4 Adverse and Sentinel Events “Unintended injury to patients resulting from a medical intervention, which includes any action by healthcare workers, including clerical and maintenance staff.” Institute of Medicine“An unexpected occurrence involving death or serious physical or psychological injury or risk thereof.” Joint Commission
5 Use Language <www.georgecarlin.com> Near-Miss EventsWhen two planes nearly collide, they call it a “near miss.” It’s a NEAR HIT.A collision is a “near miss.” BOOM! “Look, they nearly missed!”George CarlinThe Absurd Way WeUse Language <www.georgecarlin.com>
6 Where Did it Come From?Derivative of Failure Mode Effect Analysis (FMEA) – US Military(1949) to determine effect of system and equipment engineering failuresFMEA use by NASA for Apollo space program (1960s)US Auto Industry FMEA Standards implemented (1993)
7 Why involve residents in RCA? Residents know what happens at the microprocess levelResidents are future leaders in healthcareResidents are either team members or as implementer of key action plansResident/Fellow Participation in Patient Safety Activities - BaselineAnalysis of National RCA database (many caveats)Residents as RCA team members < 30 (< 0.1%)All physicians ~ 15%!
8 Overview of RCA Steps Charter an inter-disciplinary team (4-6 people) Those familiar and un-familiar with the processFlow diagram of “what happened?”Triggering questions to expand this viewSite visits and simulation to augmentInterviews with those involved or those with similar jobResources (articles - NPSF, online databases)Root cause/contributing factors developedFive rules of causation to guide/push the team deep enoughCause and Effect Diagram, etc
9 Five Causal Rules - Marx Rule 1 - Causal Statements must clearly show the "cause and effect" relationship.When describing why an event has occurred, you should show the link between your root cause and the bad outcomeeach link should be clear to the RCA Team and others.
10 Five Causal Rules - Marx Rule 2 - Negative descriptors (e.g., poorly, inadequate) are not used in causal statementTo force clear cause and effect descriptions (and avoid inflammatory statements), we recommend against the use of any negative descriptor that is merely the placeholder for a more accurate, clear description“The Resident Manual was poorly written” vs“OnCall start and stop times are not documented in policy”
11 Five Causal Rules - Marx Rule 3 - Each human error must have a preceding cause.It is the cause of the error, not the error itself, which leads us to productive prevention strategies.“Joe ordered heparin and the patient bled out” vs“Joe order heparin because he was unaware of a history of active Peptic Ulcer Disease in the pt.”
12 Five Causal Rules - Marx Rule 4 - Each procedural deviation must have a preceding cause.Procedural violations are like errors in that they are not directly manageable.

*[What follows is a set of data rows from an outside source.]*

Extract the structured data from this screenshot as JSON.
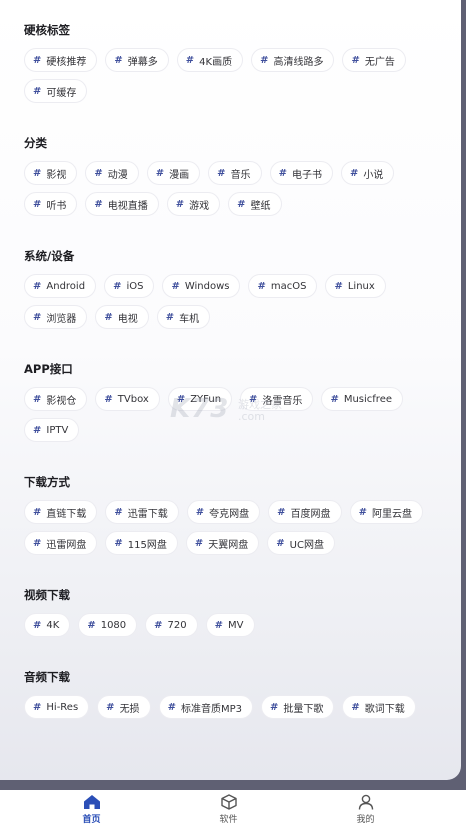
{
  "sections": [
    {
      "title": "硬核标签",
      "tags": [
        "硬核推荐",
        "弹幕多",
        "4K画质",
        "高清线路多",
        "无广告",
        "可缓存"
      ]
    },
    {
      "title": "分类",
      "tags": [
        "影视",
        "动漫",
        "漫画",
        "音乐",
        "电子书",
        "小说",
        "听书",
        "电视直播",
        "游戏",
        "壁纸"
      ]
    },
    {
      "title": "系统/设备",
      "tags": [
        "Android",
        "iOS",
        "Windows",
        "macOS",
        "Linux",
        "浏览器",
        "电视",
        "车机"
      ]
    },
    {
      "title": "APP接口",
      "tags": [
        "影视仓",
        "TVbox",
        "ZYFun",
        "洛雪音乐",
        "Musicfree",
        "IPTV"
      ]
    },
    {
      "title": "下载方式",
      "tags": [
        "直链下载",
        "迅雷下载",
        "夸克网盘",
        "百度网盘",
        "阿里云盘",
        "迅雷网盘",
        "115网盘",
        "天翼网盘",
        "UC网盘"
      ]
    },
    {
      "title": "视频下载",
      "tags": [
        "4K",
        "1080",
        "720",
        "MV"
      ]
    },
    {
      "title": "音频下载",
      "tags": [
        "Hi-Res",
        "无损",
        "标准音质MP3",
        "批量下歌",
        "歌词下载"
      ]
    }
  ],
  "tag_prefix": "#",
  "watermark": {
    "logo": "K73",
    "line1": "游戏之家",
    "line2": ".com"
  },
  "nav": [
    {
      "label": "首页",
      "icon": "home-icon",
      "active": true
    },
    {
      "label": "软件",
      "icon": "cube-icon",
      "active": false
    },
    {
      "label": "我的",
      "icon": "user-icon",
      "active": false
    }
  ],
  "colors": {
    "accent": "#2b4fb7",
    "hash": "#3f4f9c"
  }
}
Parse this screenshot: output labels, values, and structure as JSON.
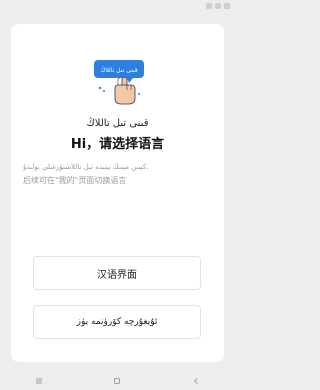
{
  "status_bar": {
    "time": "2:14"
  },
  "illustration": {
    "bubble_text": "قىنى تىل تاللاڭ",
    "bubble_color": "#2f7fe0",
    "hand_color": "#f2c9a4",
    "outline_color": "#2a3550"
  },
  "title": {
    "uyghur": "قىنى تىل تاللاڭ",
    "chinese": "Hi，请选择语言"
  },
  "hint": {
    "uyghur": ".كېيىن مېنىڭ بېتىدە تىل تاللاشتۇرغىلى بولىدۇ",
    "chinese": "后续可在\"我的\"页面切换语言"
  },
  "buttons": {
    "chinese": "汉语界面",
    "uyghur": "ئۇيغۇرچە كۆرۈنمە يۈز"
  }
}
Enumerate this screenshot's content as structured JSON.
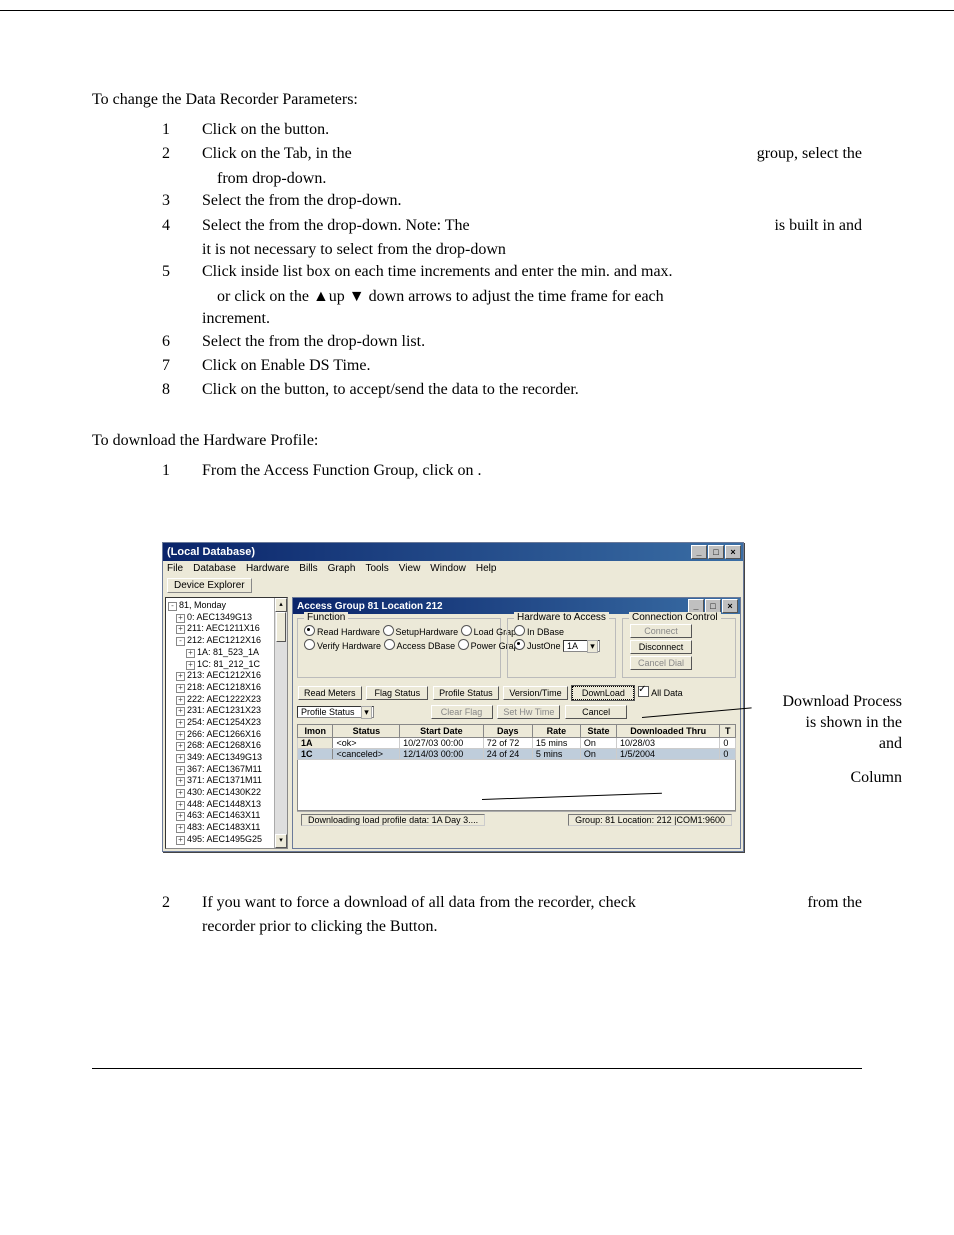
{
  "intro1": "To change the Data Recorder Parameters:",
  "steps1": {
    "1": "Click on the                               button.",
    "2a": "Click on the                        Tab, in the",
    "2b_right": "group, select the",
    "2c": "from drop-down.",
    "3": "Select the                               from the drop-down.",
    "4a": "Select the                                    from the drop-down. Note: The",
    "4b_right": "is built in and",
    "4c": "it is not necessary to select from the drop-down",
    "5a": "Click inside list box on each time increments and enter the min. and max.",
    "5b": "or click on the ▲up ▼ down arrows to adjust the time frame for each",
    "5c": "increment.",
    "6": "Select the                        from the drop-down list.",
    "7": "Click on Enable DS Time.",
    "8": "Click on the                                    button, to accept/send the data to the recorder."
  },
  "intro2": "To download the Hardware Profile:",
  "steps2": {
    "1": "From the Access Function Group, click on                              ."
  },
  "intro3_num": "2",
  "intro3a": "If you want to force a download of all data from the recorder, check",
  "intro3a_r": "from the",
  "intro3b": "recorder prior to clicking the                     Button.",
  "app": {
    "title": "(Local Database)",
    "menu": [
      "File",
      "Database",
      "Hardware",
      "Bills",
      "Graph",
      "Tools",
      "View",
      "Window",
      "Help"
    ],
    "toolbar_btn": "Device Explorer",
    "tree": [
      {
        "lvl": 0,
        "box": "-",
        "t": "81, Monday"
      },
      {
        "lvl": 1,
        "box": "+",
        "t": "0: AEC1349G13"
      },
      {
        "lvl": 1,
        "box": "+",
        "t": "211: AEC1211X16"
      },
      {
        "lvl": 1,
        "box": "-",
        "t": "212: AEC1212X16"
      },
      {
        "lvl": 2,
        "box": "+",
        "t": "1A: 81_523_1A"
      },
      {
        "lvl": 2,
        "box": "+",
        "t": "1C: 81_212_1C"
      },
      {
        "lvl": 1,
        "box": "+",
        "t": "213: AEC1212X16"
      },
      {
        "lvl": 1,
        "box": "+",
        "t": "218: AEC1218X16"
      },
      {
        "lvl": 1,
        "box": "+",
        "t": "222: AEC1222X23"
      },
      {
        "lvl": 1,
        "box": "+",
        "t": "231: AEC1231X23"
      },
      {
        "lvl": 1,
        "box": "+",
        "t": "254: AEC1254X23"
      },
      {
        "lvl": 1,
        "box": "+",
        "t": "266: AEC1266X16"
      },
      {
        "lvl": 1,
        "box": "+",
        "t": "268: AEC1268X16"
      },
      {
        "lvl": 1,
        "box": "+",
        "t": "349: AEC1349G13"
      },
      {
        "lvl": 1,
        "box": "+",
        "t": "367: AEC1367M11"
      },
      {
        "lvl": 1,
        "box": "+",
        "t": "371: AEC1371M11"
      },
      {
        "lvl": 1,
        "box": "+",
        "t": "430: AEC1430K22"
      },
      {
        "lvl": 1,
        "box": "+",
        "t": "448: AEC1448X13"
      },
      {
        "lvl": 1,
        "box": "+",
        "t": "463: AEC1463X11"
      },
      {
        "lvl": 1,
        "box": "+",
        "t": "483: AEC1483X11"
      },
      {
        "lvl": 1,
        "box": "+",
        "t": "495: AEC1495G25"
      }
    ],
    "child_title": "Access Group 81 Location 212",
    "function": {
      "legend": "Function",
      "r1a": "Read Hardware",
      "r1b": "SetupHardware",
      "r1c": "Load Graph",
      "r2a": "Verify Hardware",
      "r2b": "Access DBase",
      "r2c": "Power Graph"
    },
    "hw_access": {
      "legend": "Hardware to Access",
      "opt1": "In DBase",
      "opt2": "JustOne",
      "sel": "1A"
    },
    "conn": {
      "legend": "Connection Control",
      "connect": "Connect",
      "disconnect": "Disconnect",
      "cancel": "Cancel Dial"
    },
    "btnrow": {
      "read": "Read Meters",
      "flag": "Flag Status",
      "profile": "Profile Status",
      "version": "Version/Time",
      "download": "DownLoad",
      "alldata": "All Data",
      "clear": "Clear Flag",
      "set": "Set Hw Time",
      "cancel": "Cancel",
      "ps_label": "Profile Status"
    },
    "table": {
      "cols": [
        "Imon",
        "Status",
        "Start Date",
        "Days",
        "Rate",
        "State",
        "Downloaded Thru",
        "T"
      ],
      "rows": [
        {
          "imon": "1A",
          "status": "<ok>",
          "start": "10/27/03 00:00",
          "days": "72 of 72",
          "rate": "15 mins",
          "state": "On",
          "dl": "10/28/03",
          "t": "0"
        },
        {
          "imon": "1C",
          "status": "<canceled>",
          "start": "12/14/03 00:00",
          "days": "24 of 24",
          "rate": "5 mins",
          "state": "On",
          "dl": "1/5/2004",
          "t": "0"
        }
      ]
    },
    "statusbar": {
      "left": "Downloading load profile data: 1A Day 3....",
      "right": "Group: 81 Location: 212 |COM1:9600"
    }
  },
  "callout": {
    "l1": "Download Process",
    "l2": "is shown in the",
    "l3a": "and",
    "l4": "Column"
  }
}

Instead, it is the cause of the procedural violation that we can manage.
13 Five Causal Rules - Marx Rule 5 - Failure to act is only causal when there was a pre-existing duty to act.A doctor's failure to prescribe a medication can only be causal if he was required to prescribe the medication in the first place.The duty to perform may arise from standards and guidelines for practice; or other duties to provide patient care.
14 NCPS RCA ModelA rigorous,legally protected and confidential approach to answering:- What happened? (event or close call)What happened that day?What usually happens? (norms)What should have happened? (policies)- Why did it happen?- What are we going to do to preventit from happening again? (actions/outcomes)- How will we know that our actions improved patient safety? (measures/tracking)

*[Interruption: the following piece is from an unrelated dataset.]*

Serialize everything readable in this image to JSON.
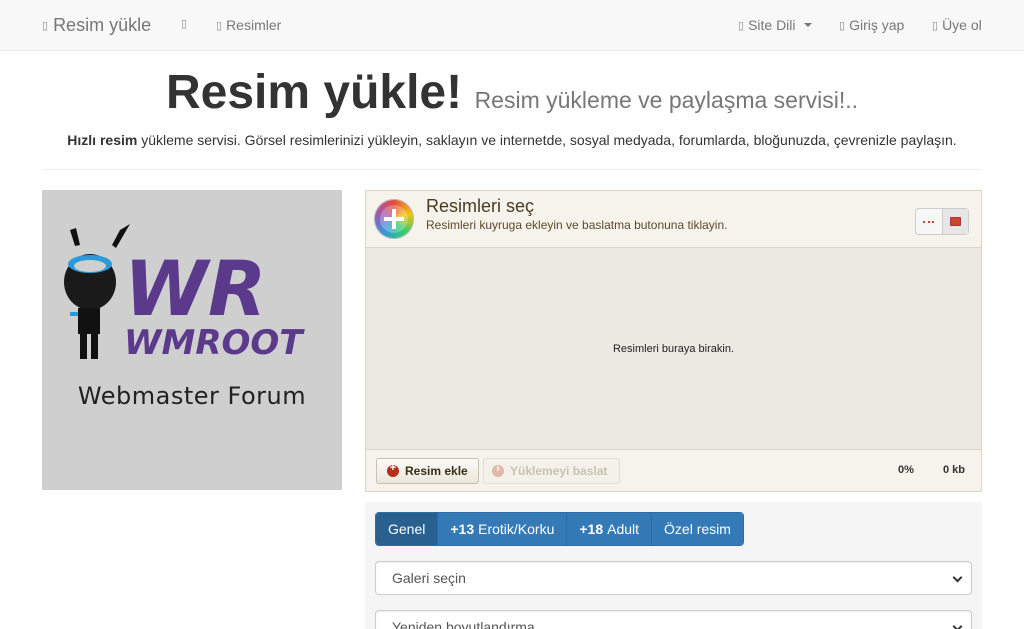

15 Methods of RCA Questioning to the Void Event & Causal Factor Analysis Safeguard Analysis
16 Questioning to the Void A systematic approach of asking questions:How is it that?What do we know about . . .?In Japan, called the Five Whys.
17 Questioning to the Void Toyota says ask why 5 timesKeep going until your answer to why is:I don’t knowI don’t careIt fell because of gravity.Why is there gravity?(I don’t care)

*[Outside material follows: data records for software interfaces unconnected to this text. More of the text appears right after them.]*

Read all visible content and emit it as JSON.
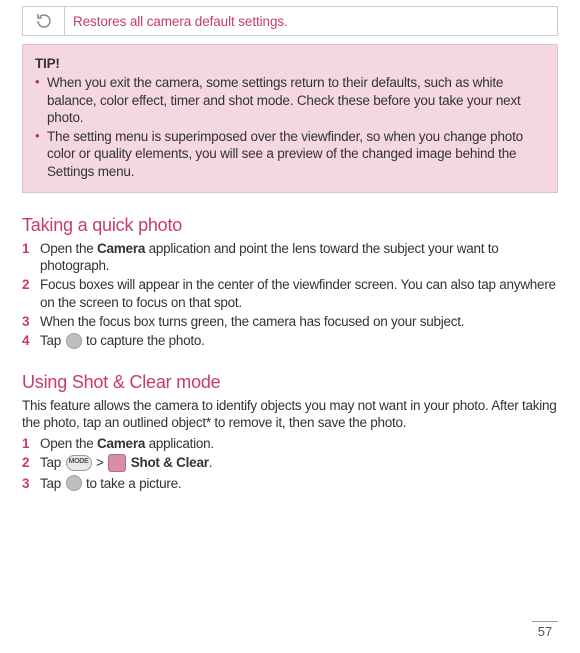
{
  "setting_row": {
    "description": "Restores all camera default settings."
  },
  "tip": {
    "title": "TIP!",
    "items": [
      "When you exit the camera, some settings return to their defaults, such as white balance, color effect, timer and shot mode. Check these before you take your next photo.",
      "The setting menu is superimposed over the viewfinder, so when you change photo color or quality elements, you will see a preview of the changed image behind the Settings menu."
    ]
  },
  "section_quick": {
    "heading": "Taking a quick photo",
    "steps": [
      {
        "pre": "Open the ",
        "bold": "Camera",
        "post": " application and point the lens toward the subject your want to photograph."
      },
      {
        "text": "Focus boxes will appear in the center of the viewfinder screen. You can also tap anywhere on the screen to focus on that spot."
      },
      {
        "text": "When the focus box turns green, the camera has focused on your subject."
      },
      {
        "pre": "Tap ",
        "post": " to capture the photo.",
        "icon": "capture"
      }
    ]
  },
  "section_shotclear": {
    "heading": "Using Shot & Clear mode",
    "intro": "This feature allows the camera to identify objects you may not want in your photo. After taking the photo, tap an outlined object* to remove it, then save the photo.",
    "steps": [
      {
        "pre": "Open the ",
        "bold": "Camera",
        "post": " application."
      },
      {
        "compound": true,
        "pre": "Tap ",
        "mode_label": "MODE",
        "gt": " > ",
        "bold": "Shot & Clear",
        "post": "."
      },
      {
        "pre": "Tap ",
        "post": " to take a picture.",
        "icon": "capture"
      }
    ]
  },
  "page_number": "57"
}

22 Steps in Safeguard Analysis Identify potential or actual source of an event and identify the actual or potential victim.Identify safeguards currently in place and determine effectiveness.Develop plan to strengthen weak safeguards.Identify/deploy new safeguards.